**WHAT IS NEEDED**
Although the entries contain pictures, copy only their text, exactly as written.

**SOURCE DATA**
****************
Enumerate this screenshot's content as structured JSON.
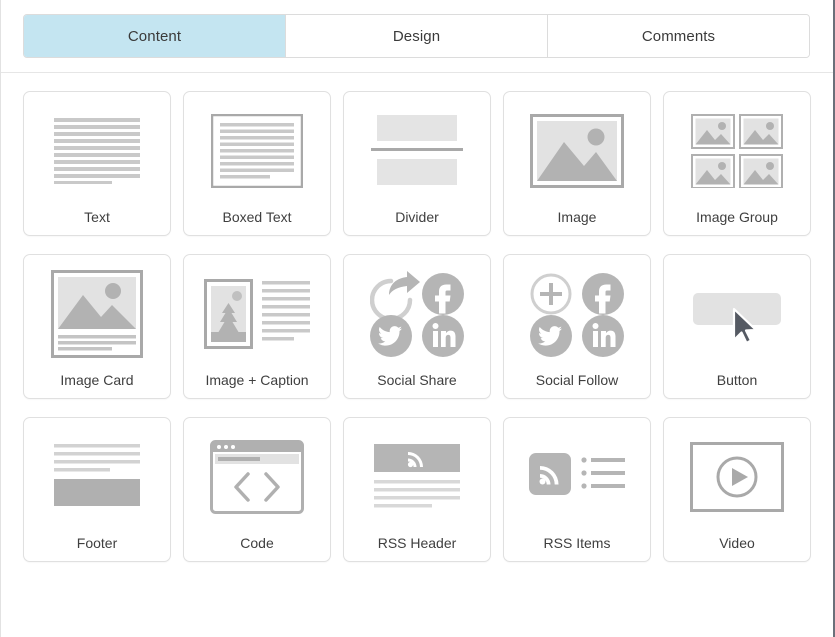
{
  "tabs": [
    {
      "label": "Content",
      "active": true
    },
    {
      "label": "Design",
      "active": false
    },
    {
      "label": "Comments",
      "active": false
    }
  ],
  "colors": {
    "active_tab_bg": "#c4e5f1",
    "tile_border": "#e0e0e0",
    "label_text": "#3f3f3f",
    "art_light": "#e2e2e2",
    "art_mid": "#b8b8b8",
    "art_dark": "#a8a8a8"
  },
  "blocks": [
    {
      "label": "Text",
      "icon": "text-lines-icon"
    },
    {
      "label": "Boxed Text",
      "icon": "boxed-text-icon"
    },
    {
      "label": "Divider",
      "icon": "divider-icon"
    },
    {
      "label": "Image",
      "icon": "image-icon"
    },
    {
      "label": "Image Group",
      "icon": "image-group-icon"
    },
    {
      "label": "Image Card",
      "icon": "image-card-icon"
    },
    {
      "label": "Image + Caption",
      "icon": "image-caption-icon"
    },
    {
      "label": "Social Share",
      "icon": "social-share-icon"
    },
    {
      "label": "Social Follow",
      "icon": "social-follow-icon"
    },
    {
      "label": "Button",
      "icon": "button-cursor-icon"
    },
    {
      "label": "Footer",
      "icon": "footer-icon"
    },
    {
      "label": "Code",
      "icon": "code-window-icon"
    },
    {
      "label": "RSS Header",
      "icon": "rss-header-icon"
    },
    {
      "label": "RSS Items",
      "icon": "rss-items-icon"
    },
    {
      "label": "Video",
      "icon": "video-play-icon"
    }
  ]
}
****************
**YOUR RESPONSE**
Enumerate this screenshot's content as structured JSON.
{
  "tabs": [
    {
      "label": "Content",
      "active": true
    },
    {
      "label": "Design",
      "active": false
    },
    {
      "label": "Comments",
      "active": false
    }
  ],
  "colors": {
    "active_tab_bg": "#c4e5f1",
    "tile_border": "#e0e0e0",
    "label_text": "#3f3f3f",
    "art_light": "#e2e2e2",
    "art_mid": "#b8b8b8",
    "art_dark": "#a8a8a8"
  },
  "blocks": [
    {
      "label": "Text",
      "icon": "text-lines-icon"
    },
    {
      "label": "Boxed Text",
      "icon": "boxed-text-icon"
    },
    {
      "label": "Divider",
      "icon": "divider-icon"
    },
    {
      "label": "Image",
      "icon": "image-icon"
    },
    {
      "label": "Image Group",
      "icon": "image-group-icon"
    },
    {
      "label": "Image Card",
      "icon": "image-card-icon"
    },
    {
      "label": "Image + Caption",
      "icon": "image-caption-icon"
    },
    {
      "label": "Social Share",
      "icon": "social-share-icon"
    },
    {
      "label": "Social Follow",
      "icon": "social-follow-icon"
    },
    {
      "label": "Button",
      "icon": "button-cursor-icon"
    },
    {
      "label": "Footer",
      "icon": "footer-icon"
    },
    {
      "label": "Code",
      "icon": "code-window-icon"
    },
    {
      "label": "RSS Header",
      "icon": "rss-header-icon"
    },
    {
      "label": "RSS Items",
      "icon": "rss-items-icon"
    },
    {
      "label": "Video",
      "icon": "video-play-icon"
    }
  ]
}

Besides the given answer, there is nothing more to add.